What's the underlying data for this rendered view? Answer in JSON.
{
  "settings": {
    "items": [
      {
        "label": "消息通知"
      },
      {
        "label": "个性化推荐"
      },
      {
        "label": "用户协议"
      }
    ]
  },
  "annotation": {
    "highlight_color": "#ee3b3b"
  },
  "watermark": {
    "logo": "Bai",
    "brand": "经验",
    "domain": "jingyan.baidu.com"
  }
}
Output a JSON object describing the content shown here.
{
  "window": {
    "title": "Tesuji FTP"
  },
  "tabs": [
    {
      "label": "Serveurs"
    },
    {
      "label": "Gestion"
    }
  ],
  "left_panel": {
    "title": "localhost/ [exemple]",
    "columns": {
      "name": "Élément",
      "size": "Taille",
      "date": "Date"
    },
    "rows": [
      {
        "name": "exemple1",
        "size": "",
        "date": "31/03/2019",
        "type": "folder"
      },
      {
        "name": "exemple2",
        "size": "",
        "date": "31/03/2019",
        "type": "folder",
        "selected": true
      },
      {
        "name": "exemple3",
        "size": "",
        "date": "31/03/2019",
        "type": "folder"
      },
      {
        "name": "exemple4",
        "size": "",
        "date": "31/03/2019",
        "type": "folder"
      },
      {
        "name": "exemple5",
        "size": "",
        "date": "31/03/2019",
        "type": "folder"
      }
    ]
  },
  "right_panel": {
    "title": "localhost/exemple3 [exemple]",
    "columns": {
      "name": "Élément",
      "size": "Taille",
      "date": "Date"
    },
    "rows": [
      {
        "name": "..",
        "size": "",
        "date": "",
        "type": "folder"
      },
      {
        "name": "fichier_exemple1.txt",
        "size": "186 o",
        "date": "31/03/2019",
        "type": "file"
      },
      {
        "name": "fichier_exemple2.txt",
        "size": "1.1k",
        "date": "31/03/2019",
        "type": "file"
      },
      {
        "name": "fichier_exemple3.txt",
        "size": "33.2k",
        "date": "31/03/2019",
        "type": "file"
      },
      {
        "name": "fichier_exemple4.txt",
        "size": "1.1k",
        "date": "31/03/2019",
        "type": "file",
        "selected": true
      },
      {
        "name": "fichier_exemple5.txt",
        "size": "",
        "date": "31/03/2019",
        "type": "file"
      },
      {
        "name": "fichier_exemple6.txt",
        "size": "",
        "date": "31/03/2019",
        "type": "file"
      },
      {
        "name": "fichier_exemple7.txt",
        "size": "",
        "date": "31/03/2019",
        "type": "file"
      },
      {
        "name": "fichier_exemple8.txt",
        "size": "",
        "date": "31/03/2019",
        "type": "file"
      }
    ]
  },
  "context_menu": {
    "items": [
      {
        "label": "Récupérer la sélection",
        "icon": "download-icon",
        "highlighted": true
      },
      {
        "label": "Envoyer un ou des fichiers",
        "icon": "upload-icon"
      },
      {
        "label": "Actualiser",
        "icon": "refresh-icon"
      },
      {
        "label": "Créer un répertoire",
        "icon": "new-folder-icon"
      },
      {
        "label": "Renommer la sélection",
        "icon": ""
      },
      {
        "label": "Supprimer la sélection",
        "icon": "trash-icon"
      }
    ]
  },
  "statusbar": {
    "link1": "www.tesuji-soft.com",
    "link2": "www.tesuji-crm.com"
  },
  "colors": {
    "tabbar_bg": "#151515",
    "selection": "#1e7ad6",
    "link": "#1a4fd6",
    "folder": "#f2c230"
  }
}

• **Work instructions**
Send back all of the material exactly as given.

• **The answer**
What's the underlying data for this rendered view? Answer in JSON.
{
  "settings": {
    "items": [
      {
        "label": "消息通知"
      },
      {
        "label": "个性化推荐"
      },
      {
        "label": "用户协议"
      }
    ]
  },
  "annotation": {
    "highlight_color": "#ee3b3b"
  },
  "watermark": {
    "logo": "Bai",
    "brand": "经验",
    "domain": "jingyan.baidu.com"
  }
}
Output a JSON object describing the content shown here.
{
  "window": {
    "title": "Tesuji FTP"
  },
  "tabs": [
    {
      "label": "Serveurs"
    },
    {
      "label": "Gestion"
    }
  ],
  "left_panel": {
    "title": "localhost/ [exemple]",
    "columns": {
      "name": "Élément",
      "size": "Taille",
      "date": "Date"
    },
    "rows": [
      {
        "name": "exemple1",
        "size": "",
        "date": "31/03/2019",
        "type": "folder"
      },
      {
        "name": "exemple2",
        "size": "",
        "date": "31/03/2019",
        "type": "folder",
        "selected": true
      },
      {
        "name": "exemple3",
        "size": "",
        "date": "31/03/2019",
        "type": "folder"
      },
      {
        "name": "exemple4",
        "size": "",
        "date": "31/03/2019",
        "type": "folder"
      },
      {
        "name": "exemple5",
        "size": "",
        "date": "31/03/2019",
        "type": "folder"
      }
    ]
  },
  "right_panel": {
    "title": "localhost/exemple3 [exemple]",
    "columns": {
      "name": "Élément",
      "size": "Taille",
      "date": "Date"
    },
    "rows": [
      {
        "name": "..",
        "size": "",
        "date": "",
        "type": "folder"
      },
      {
        "name": "fichier_exemple1.txt",
        "size": "186 o",
        "date": "31/03/2019",
        "type": "file"
      },
      {
        "name": "fichier_exemple2.txt",
        "size": "1.1k",
        "date": "31/03/2019",
        "type": "file"
      },
      {
        "name": "fichier_exemple3.txt",
        "size": "33.2k",
        "date": "31/03/2019",
        "type": "file"
      },
      {
        "name": "fichier_exemple4.txt",
        "size": "1.1k",
        "date": "31/03/2019",
        "type": "file",
        "selected": true
      },
      {
        "name": "fichier_exemple5.txt",
        "size": "",
        "date": "31/03/2019",
        "type": "file"
      },
      {
        "name": "fichier_exemple6.txt",
        "size": "",
        "date": "31/03/2019",
        "type": "file"
      },
      {
        "name": "fichier_exemple7.txt",
        "size": "",
        "date": "31/03/2019",
        "type": "file"
      },
      {
        "name": "fichier_exemple8.txt",
        "size": "",
        "date": "31/03/2019",
        "type": "file"
      }
    ]
  },
  "context_menu": {
    "items": [
      {
        "label": "Récupérer la sélection",
        "icon": "download-icon",
        "highlighted": true
      },
      {
        "label": "Envoyer un ou des fichiers",
        "icon": "upload-icon"
      },
      {
        "label": "Actualiser",
        "icon": "refresh-icon"
      },
      {
        "label": "Créer un répertoire",
        "icon": "new-folder-icon"
      },
      {
        "label": "Renommer la sélection",
        "icon": ""
      },
      {
        "label": "Supprimer la sélection",
        "icon": "trash-icon"
      }
    ]
  },
  "statusbar": {
    "link1": "www.tesuji-soft.com",
    "link2": "www.tesuji-crm.com"
  },
  "colors": {
    "tabbar_bg": "#151515",
    "selection": "#1e7ad6",
    "link": "#1a4fd6",
    "folder": "#f2c230"
  }
}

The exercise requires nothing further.